Yesterday, Microsoft issued release candidate (RC1) builds for the x64 versions of Windows Server 2003 and Windows XP, both of which are scheduled for release in the first half of 2005. Microsoft declared build 1289 of Windows 2003 x64 Edition and XP Professional x64 Edition as RC1 on Monday.
In recent briefings with Microsoft, executives from the software giant have been effusive in their praise of the x64 platform, which provides 64-bit capabilities, better performance, and complete compatibility with the 32-bit x86 platform that today's PCs use. One of the highlights of the x64 platform, they've said, is that, unlike the Itanium, x64 provides full 32-bit application compatibility and performance, giving customers the best of both worlds.
"Whenever we do performance testing, we run \[various\] industry-standard tests on the previous operating system on the same piece of hardware \[as the x64 OS\]," Iain McDonald, a Microsoft group program manager told me recently. "Our goal was that customers could move to x64 without seeing a penalty in 32-bit application performance. We wanted to eliminate any sort of adoption barrier. We believe we've actually nailed it. The key is that there are some architectural benefits to x64 ... so 32-bit applications run at parity, or better, on x64 \[platforms\] than they do on x86."
One of the other huge advantages of x64 is that it finally shatters the 4GB memory model that 32-bit systems use, letting native 64-bit applications access stunning amounts of RAM. However, even 32-bit applications benefit from this situation when running on x64. McDonald told me that each 32-bit application gets a full 4GB of virtual address space when executing on x64 platforms, up from 2GB on 32-bit systems.

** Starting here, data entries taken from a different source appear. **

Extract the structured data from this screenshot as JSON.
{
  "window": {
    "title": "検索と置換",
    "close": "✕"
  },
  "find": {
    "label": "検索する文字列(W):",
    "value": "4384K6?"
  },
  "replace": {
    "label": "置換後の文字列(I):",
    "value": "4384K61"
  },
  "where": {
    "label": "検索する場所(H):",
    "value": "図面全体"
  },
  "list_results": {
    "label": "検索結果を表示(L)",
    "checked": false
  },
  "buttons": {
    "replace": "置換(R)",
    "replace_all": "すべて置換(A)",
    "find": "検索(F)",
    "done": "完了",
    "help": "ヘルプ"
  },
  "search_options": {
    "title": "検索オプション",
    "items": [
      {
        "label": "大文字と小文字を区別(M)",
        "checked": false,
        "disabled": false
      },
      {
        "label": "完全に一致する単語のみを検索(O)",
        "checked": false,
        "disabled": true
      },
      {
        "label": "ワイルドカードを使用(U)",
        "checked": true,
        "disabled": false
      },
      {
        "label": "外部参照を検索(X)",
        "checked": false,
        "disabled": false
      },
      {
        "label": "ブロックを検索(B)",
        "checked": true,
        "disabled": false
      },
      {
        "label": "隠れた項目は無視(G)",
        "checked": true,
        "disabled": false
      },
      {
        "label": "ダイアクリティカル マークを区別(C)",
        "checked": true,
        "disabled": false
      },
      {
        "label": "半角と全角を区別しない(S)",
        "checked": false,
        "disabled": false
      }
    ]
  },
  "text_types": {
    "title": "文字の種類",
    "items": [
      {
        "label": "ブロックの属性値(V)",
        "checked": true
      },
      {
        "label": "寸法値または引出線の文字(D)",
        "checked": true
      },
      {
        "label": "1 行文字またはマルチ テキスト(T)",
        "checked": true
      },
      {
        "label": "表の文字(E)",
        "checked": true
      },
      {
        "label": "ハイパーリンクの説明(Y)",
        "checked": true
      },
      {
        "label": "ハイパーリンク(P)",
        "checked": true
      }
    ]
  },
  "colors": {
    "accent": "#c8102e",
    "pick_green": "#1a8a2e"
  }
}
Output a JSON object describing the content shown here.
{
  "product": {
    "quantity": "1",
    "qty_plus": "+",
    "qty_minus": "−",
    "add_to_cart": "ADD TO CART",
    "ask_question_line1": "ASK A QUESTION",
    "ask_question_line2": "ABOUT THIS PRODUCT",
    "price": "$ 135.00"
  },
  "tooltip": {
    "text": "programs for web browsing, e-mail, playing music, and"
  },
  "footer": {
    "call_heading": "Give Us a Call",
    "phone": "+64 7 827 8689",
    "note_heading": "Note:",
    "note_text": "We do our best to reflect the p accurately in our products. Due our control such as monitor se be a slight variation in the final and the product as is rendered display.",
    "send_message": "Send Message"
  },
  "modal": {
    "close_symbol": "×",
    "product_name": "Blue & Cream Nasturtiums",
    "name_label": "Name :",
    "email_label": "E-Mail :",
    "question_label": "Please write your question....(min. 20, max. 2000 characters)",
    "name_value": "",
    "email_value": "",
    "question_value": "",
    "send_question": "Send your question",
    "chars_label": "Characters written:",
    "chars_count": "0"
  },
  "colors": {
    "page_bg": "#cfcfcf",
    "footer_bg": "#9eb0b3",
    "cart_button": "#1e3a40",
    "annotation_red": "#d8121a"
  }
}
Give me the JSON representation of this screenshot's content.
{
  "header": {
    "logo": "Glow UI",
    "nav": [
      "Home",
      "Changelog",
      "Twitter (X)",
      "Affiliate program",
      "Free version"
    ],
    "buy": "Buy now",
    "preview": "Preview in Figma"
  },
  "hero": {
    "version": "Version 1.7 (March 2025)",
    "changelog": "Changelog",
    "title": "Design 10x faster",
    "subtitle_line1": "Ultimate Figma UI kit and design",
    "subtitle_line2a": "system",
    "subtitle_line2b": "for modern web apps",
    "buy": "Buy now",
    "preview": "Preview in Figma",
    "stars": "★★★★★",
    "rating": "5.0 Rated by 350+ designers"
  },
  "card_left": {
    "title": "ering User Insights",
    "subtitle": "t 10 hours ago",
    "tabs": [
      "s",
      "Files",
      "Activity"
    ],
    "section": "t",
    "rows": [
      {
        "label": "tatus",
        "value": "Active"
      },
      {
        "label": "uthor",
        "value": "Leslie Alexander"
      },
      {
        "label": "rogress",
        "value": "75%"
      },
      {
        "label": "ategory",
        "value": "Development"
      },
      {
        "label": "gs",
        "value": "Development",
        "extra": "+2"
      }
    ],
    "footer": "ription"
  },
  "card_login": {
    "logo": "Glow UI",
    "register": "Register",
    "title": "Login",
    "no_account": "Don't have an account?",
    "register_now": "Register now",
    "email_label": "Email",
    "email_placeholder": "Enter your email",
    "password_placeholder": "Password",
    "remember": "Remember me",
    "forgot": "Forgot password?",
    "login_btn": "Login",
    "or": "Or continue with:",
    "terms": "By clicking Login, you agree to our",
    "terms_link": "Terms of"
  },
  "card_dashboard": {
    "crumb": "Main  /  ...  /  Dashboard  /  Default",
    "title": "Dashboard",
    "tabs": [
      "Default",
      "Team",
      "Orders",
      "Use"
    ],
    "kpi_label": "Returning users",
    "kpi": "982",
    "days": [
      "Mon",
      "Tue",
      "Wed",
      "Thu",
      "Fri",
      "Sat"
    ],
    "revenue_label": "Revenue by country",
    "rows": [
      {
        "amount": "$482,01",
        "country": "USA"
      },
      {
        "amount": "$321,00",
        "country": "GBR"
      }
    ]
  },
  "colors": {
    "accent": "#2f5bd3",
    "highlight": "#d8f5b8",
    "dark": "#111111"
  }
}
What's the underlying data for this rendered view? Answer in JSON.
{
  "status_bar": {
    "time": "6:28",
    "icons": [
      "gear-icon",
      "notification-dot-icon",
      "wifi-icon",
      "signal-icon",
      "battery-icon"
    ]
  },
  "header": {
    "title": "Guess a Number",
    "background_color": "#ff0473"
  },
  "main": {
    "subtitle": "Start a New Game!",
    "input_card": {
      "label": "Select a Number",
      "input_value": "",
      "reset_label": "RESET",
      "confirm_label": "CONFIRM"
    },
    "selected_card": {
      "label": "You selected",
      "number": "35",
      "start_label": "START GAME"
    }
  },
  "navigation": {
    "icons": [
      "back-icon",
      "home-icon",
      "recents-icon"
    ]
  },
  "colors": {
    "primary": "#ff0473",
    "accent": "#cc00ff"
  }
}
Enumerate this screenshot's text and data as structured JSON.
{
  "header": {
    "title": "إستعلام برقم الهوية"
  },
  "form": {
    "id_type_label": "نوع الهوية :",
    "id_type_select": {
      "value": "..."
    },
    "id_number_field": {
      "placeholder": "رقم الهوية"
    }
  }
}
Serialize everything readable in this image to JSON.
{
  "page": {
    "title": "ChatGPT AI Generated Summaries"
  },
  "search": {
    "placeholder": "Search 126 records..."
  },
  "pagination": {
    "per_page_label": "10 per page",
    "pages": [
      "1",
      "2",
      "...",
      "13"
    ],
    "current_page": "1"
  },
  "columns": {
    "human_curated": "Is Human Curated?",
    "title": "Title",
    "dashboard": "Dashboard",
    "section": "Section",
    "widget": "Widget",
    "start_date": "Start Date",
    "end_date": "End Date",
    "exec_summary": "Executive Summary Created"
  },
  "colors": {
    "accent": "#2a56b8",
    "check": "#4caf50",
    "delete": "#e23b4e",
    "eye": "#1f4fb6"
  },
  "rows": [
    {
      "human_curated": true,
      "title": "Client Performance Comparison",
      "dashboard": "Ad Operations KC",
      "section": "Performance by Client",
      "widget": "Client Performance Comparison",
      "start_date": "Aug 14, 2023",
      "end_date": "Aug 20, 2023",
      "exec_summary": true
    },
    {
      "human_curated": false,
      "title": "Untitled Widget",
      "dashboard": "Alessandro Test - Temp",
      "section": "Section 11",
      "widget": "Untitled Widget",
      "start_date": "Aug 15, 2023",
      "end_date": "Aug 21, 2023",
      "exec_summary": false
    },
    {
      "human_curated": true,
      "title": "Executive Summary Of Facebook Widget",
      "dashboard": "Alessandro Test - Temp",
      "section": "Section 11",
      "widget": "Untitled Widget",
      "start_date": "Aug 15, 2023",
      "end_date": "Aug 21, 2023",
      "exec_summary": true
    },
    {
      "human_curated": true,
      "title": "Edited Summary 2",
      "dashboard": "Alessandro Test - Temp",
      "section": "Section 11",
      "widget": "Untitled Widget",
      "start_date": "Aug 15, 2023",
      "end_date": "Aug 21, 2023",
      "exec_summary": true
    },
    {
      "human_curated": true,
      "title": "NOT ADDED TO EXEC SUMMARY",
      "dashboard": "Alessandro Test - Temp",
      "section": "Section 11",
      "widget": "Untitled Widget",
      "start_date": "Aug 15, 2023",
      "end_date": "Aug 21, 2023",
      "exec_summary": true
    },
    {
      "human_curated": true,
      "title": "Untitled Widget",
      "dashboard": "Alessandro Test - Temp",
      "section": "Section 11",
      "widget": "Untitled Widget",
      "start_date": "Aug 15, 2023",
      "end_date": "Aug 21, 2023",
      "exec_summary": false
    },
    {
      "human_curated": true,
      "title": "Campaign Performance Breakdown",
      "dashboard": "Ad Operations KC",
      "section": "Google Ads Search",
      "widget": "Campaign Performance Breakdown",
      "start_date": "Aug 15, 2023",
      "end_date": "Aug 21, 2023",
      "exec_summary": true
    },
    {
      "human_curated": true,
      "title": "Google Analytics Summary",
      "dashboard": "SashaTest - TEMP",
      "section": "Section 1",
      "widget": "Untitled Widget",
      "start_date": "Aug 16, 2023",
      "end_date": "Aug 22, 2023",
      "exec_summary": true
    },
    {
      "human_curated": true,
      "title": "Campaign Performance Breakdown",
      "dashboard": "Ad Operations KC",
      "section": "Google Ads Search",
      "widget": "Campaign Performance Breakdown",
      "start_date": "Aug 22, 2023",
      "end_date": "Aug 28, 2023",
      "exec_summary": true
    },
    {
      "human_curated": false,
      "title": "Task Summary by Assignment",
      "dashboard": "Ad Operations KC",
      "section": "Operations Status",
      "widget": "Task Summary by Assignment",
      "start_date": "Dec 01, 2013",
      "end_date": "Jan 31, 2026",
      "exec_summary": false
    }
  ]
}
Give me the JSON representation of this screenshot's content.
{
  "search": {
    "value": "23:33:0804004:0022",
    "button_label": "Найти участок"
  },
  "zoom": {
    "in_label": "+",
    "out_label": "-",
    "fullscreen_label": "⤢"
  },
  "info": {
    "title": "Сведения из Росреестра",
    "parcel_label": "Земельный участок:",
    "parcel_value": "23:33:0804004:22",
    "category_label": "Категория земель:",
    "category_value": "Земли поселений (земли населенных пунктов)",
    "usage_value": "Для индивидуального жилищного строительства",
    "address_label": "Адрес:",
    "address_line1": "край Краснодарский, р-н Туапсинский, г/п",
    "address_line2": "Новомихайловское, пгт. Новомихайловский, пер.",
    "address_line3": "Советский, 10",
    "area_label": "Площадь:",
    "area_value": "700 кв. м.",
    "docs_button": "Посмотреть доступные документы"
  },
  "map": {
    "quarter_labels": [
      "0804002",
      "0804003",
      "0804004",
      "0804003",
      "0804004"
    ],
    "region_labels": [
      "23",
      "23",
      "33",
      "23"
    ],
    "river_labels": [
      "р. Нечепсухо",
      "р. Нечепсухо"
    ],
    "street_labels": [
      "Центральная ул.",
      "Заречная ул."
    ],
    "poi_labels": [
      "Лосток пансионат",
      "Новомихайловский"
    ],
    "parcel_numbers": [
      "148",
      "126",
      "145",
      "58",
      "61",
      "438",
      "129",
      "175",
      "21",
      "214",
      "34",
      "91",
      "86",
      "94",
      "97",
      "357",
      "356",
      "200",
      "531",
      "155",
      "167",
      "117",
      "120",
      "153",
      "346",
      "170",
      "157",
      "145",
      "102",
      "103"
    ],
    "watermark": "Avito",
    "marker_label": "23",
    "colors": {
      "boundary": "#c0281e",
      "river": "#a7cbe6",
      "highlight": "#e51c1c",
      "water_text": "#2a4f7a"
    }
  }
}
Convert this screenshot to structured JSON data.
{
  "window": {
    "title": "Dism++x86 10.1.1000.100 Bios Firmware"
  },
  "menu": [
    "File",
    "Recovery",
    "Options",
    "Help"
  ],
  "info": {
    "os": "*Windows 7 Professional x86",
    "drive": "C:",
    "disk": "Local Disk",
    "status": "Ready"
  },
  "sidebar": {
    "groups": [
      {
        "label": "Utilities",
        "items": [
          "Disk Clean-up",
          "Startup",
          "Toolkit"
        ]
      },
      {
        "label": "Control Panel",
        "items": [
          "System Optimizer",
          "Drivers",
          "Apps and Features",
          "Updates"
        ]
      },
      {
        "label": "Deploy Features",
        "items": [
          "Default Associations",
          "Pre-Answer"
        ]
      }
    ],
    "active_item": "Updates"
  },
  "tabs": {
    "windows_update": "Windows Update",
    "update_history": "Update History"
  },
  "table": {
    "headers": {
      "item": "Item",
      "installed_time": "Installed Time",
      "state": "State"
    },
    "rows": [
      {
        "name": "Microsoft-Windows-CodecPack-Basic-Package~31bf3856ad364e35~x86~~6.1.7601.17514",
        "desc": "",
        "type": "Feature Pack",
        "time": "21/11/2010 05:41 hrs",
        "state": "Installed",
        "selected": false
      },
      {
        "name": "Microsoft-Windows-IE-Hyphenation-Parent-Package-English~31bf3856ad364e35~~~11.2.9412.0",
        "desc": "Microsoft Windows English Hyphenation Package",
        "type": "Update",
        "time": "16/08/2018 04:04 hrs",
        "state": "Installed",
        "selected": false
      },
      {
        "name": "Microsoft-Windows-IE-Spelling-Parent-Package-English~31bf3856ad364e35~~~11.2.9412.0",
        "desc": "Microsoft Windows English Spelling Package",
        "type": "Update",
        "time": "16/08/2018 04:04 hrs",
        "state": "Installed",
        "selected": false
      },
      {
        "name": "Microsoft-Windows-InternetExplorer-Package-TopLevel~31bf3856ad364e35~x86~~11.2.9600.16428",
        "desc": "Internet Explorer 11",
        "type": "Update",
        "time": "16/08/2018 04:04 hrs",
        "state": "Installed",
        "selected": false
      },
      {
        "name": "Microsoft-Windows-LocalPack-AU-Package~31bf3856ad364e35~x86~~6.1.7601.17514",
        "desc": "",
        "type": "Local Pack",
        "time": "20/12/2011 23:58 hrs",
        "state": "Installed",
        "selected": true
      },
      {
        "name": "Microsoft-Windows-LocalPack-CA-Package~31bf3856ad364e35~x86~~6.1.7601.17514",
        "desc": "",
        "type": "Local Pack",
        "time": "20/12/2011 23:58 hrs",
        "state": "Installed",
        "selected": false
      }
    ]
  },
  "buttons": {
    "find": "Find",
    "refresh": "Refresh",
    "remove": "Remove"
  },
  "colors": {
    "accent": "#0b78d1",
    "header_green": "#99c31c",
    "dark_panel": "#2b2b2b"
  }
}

Unlike the recently released 32-bit version of Windows 2003 Service Pack 1 (SP1), the beta releases of Windows 2003 x64 Edition and XP Professional x64 Edition are currently available only to beta testers. However, Microsoft tells me that it will ship the build to MSDN customers and others within the month. Both products are functionally similar to the latest 32-bit versions of each product. So, for example, the x64 version of XP will be almost identical to 32-bit XP SP2, whereas the x64 versions of Windows 2003 will include the feature set from Windows 2003 SP1.